Wednesday, July 30, 2008

The art of alternative transportation: toggling between bike and scooters in Hot Springs

Aaron Butler, Hot Springs
Originally uploaded by trudeau
Musician and Centenary College grad Aaron Butler (former Red Shift, Dirtfoot, the Peekers, now with Brian Martin) added thoughtful responses to the recent series of biking articles though he has relocated to Hot Springs. I asked him for a brief evaluation of his rolling stock because I know that readers are interested in scooters.

He responded, "I went with Yamahas. I did quite a bit of research online and seemed the Yamahas got more praise for quality. My father's also been riding a Yamaha for years, so that influenced me a little. I do have quite a few friends up here that really, REALLY love their Honda Metros and the Ruckus.

I got the Vino (smaller "vespa" styled one) first because I really like the looks of it. It has now been passed on to my girlfriend. I wouldn't say I feel safer on the Zuma, but I guess it has it's benefits (better visibility to other drivers). The Zuma also has a little more power (I get a top speed of ~38 on the vino, while the Zuma does ~42).

Both are 49cc and they do just fine around Hot Springs, so I know they'll be more than adequate around Shreveport. Of course I wouldn't ride one on I-20, and I'd probably opt for "back roads" rather than the parkways as well, but at 80-90 mpg you can afford to go a little out of the way.

The 2007 Vino cost me just under $2,000 after tax and the Zuma was $2,300 after taxes - which are quite a bit higher up here.

I financed mine. And at $50 a month (for one scooter) and about $9 towards gas, I'm still spending less than I would driving my Jeep around the same amount.

One thing to watch when purchasing new scooters is the inclusion of a throttle cam restrictor (you don't have to worry about pre '08 yamahas. I'm not sure about other brands). When I drove the Zuma off the lot it seemed a little sluggish and had some trouble up a couple hills. After some googling I found out about the restrictor which is essential an extra chunk of metal on the carb that keeps you from opening the throttle all the way. It's a pretty easy fix for those with a little experience under a hood, but the shop I bought it from did it for no charge - and I suspect most shops would do the same.

They're a blast to ride. And I use a lot of my cycling "skills" while riding. Yet it almost seems that I get more respect from drivers on my bike than I do on the scoot."

Looking forward to more such responses from you early adopters
on scooters.


chris said...
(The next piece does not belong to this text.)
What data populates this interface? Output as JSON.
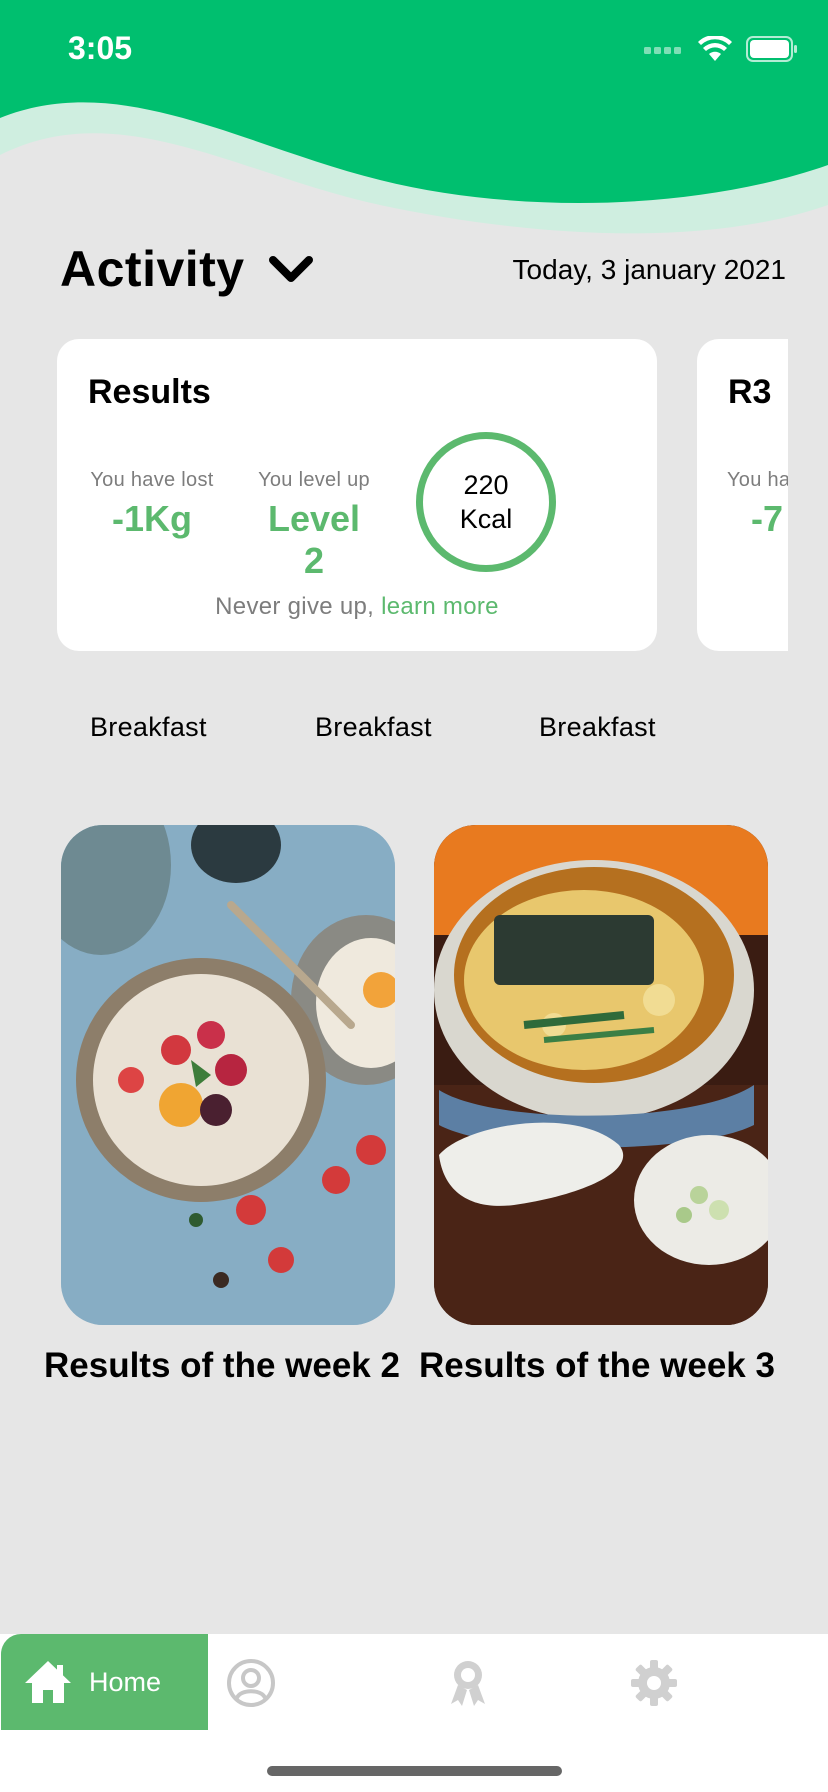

I've got a 2005 vino 125cc and I love it. I got mine a bit cheaper than the current MSRP of $2899 too. Unlike Aaron's, mine is quite a bit larger and more powerful and I can regularly hit 55mph on it. I still average around 90mpg too. It's illegal to use a scooter under 150cc on the interstates and there's no possible reason anyone would feel safe doing it anyways. On mine, I feel fine on Youree or Clyde Fant, but I'm extra cautious to make myself very conspicuous to "four-wheelers". I bought mine when I moved to Shreveport because I knew that I'd be spending a lot of time commuting to school and not a lot of time driving to NOLA or Dallas. I also realized that Shreveport has the perfect weather and I drive mine year-round. Just get a decent set of gloves and something to keep the wind off of your neck and you'll be fine.

I would definitely recommend spending the extra money to get a well-known brand. Popular scooter manufacturers include Honda, Yamaha and Kymco. These brands will allow you to order replacement parts more easily than some of the cheaper Asian off-brands.

You wouldn't believe the amount of questions you get when you pull up to a stop light on a scooter these days.

chris said...

a little eye candy

Gas Motor Scooters said...

Glad to hear scooters are catching on in Louisiana. They are great and hope to see more and more people get them. They cause less accidents, are cheaper, get better gas mileage, and are better on the environment that cars.

Kyle Park

Aaron Butler said...

I guess I should mention that the Vino 50 would likely get around 110 mpg in Shreveport... the hills in Spa City take a little off.

Also check out the laws on engine size. Up here I don't have to have insurance/motorcycle license/tags because they're under 50cc (my main influence in not getting a 125cc/250cc.

I tagged mine just because I figure Cops may be more suspicious of a bearded fellow doing 40 mph down Central without tags.